Entries provided:
────────────────────────────────────────

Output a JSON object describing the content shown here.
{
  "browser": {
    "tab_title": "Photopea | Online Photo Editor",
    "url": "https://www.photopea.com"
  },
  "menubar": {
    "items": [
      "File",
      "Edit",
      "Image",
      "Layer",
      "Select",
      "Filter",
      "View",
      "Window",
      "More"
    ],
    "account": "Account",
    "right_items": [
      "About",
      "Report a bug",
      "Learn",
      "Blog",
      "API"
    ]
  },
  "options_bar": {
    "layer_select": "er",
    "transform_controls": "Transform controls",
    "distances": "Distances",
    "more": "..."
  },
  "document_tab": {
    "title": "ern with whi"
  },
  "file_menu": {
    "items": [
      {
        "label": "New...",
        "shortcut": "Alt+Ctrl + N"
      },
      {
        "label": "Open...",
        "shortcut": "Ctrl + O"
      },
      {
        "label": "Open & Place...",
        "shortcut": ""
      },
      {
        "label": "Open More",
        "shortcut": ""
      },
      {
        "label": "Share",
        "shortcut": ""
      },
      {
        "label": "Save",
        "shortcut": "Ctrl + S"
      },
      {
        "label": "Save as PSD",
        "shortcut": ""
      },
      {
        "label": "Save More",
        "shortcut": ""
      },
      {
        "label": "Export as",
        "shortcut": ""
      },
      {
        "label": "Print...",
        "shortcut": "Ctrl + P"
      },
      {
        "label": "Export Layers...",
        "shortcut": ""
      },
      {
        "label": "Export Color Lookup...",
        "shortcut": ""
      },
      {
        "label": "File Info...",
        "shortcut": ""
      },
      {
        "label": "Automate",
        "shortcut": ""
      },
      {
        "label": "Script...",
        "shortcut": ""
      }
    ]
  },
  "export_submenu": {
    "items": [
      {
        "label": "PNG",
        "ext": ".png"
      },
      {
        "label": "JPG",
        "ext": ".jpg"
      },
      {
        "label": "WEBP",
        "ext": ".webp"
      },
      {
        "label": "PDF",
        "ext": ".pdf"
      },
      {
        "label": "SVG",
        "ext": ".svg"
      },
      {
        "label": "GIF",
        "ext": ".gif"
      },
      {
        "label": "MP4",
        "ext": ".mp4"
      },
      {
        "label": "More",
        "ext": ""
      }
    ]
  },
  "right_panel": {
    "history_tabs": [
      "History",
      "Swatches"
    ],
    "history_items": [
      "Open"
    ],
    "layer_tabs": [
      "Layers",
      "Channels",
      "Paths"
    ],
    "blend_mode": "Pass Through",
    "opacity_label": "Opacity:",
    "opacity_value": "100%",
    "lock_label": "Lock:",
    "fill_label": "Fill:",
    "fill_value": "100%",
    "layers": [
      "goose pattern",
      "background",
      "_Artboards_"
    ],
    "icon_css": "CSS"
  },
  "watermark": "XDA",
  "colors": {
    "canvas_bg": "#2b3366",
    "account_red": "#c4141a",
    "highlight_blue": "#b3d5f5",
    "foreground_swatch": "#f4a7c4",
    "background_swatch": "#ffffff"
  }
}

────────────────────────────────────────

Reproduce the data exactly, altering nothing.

Output a JSON object describing the content shown here.
{
  "browser": {
    "tab_title": "Photopea | Online Photo Editor",
    "url": "https://www.photopea.com"
  },
  "menubar": {
    "items": [
      "File",
      "Edit",
      "Image",
      "Layer",
      "Select",
      "Filter",
      "View",
      "Window",
      "More"
    ],
    "account": "Account",
    "right_items": [
      "About",
      "Report a bug",
      "Learn",
      "Blog",
      "API"
    ]
  },
  "options_bar": {
    "layer_select": "er",
    "transform_controls": "Transform controls",
    "distances": "Distances",
    "more": "..."
  },
  "document_tab": {
    "title": "ern with whi"
  },
  "file_menu": {
    "items": [
      {
        "label": "New...",
        "shortcut": "Alt+Ctrl + N"
      },
      {
        "label": "Open...",
        "shortcut": "Ctrl + O"
      },
      {
        "label": "Open & Place...",
        "shortcut": ""
      },
      {
        "label": "Open More",
        "shortcut": ""
      },
      {
        "label": "Share",
        "shortcut": ""
      },
      {
        "label": "Save",
        "shortcut": "Ctrl + S"
      },
      {
        "label": "Save as PSD",
        "shortcut": ""
      },
      {
        "label": "Save More",
        "shortcut": ""
      },
      {
        "label": "Export as",
        "shortcut": ""
      },
      {
        "label": "Print...",
        "shortcut": "Ctrl + P"
      },
      {
        "label": "Export Layers...",
        "shortcut": ""
      },
      {
        "label": "Export Color Lookup...",
        "shortcut": ""
      },
      {
        "label": "File Info...",
        "shortcut": ""
      },
      {
        "label": "Automate",
        "shortcut": ""
      },
      {
        "label": "Script...",
        "shortcut": ""
      }
    ]
  },
  "export_submenu": {
    "items": [
      {
        "label": "PNG",
        "ext": ".png"
      },
      {
        "label": "JPG",
        "ext": ".jpg"
      },
      {
        "label": "WEBP",
        "ext": ".webp"
      },
      {
        "label": "PDF",
        "ext": ".pdf"
      },
      {
        "label": "SVG",
        "ext": ".svg"
      },
      {
        "label": "GIF",
        "ext": ".gif"
      },
      {
        "label": "MP4",
        "ext": ".mp4"
      },
      {
        "label": "More",
        "ext": ""
      }
    ]
  },
  "right_panel": {
    "history_tabs": [
      "History",
      "Swatches"
    ],
    "history_items": [
      "Open"
    ],
    "layer_tabs": [
      "Layers",
      "Channels",
      "Paths"
    ],
    "blend_mode": "Pass Through",
    "opacity_label": "Opacity:",
    "opacity_value": "100%",
    "lock_label": "Lock:",
    "fill_label": "Fill:",
    "fill_value": "100%",
    "layers": [
      "goose pattern",
      "background",
      "_Artboards_"
    ],
    "icon_css": "CSS"
  },
  "watermark": "XDA",
  "colors": {
    "canvas_bg": "#2b3366",
    "account_red": "#c4141a",
    "highlight_blue": "#b3d5f5",
    "foreground_swatch": "#f4a7c4",
    "background_swatch": "#ffffff"
  }
}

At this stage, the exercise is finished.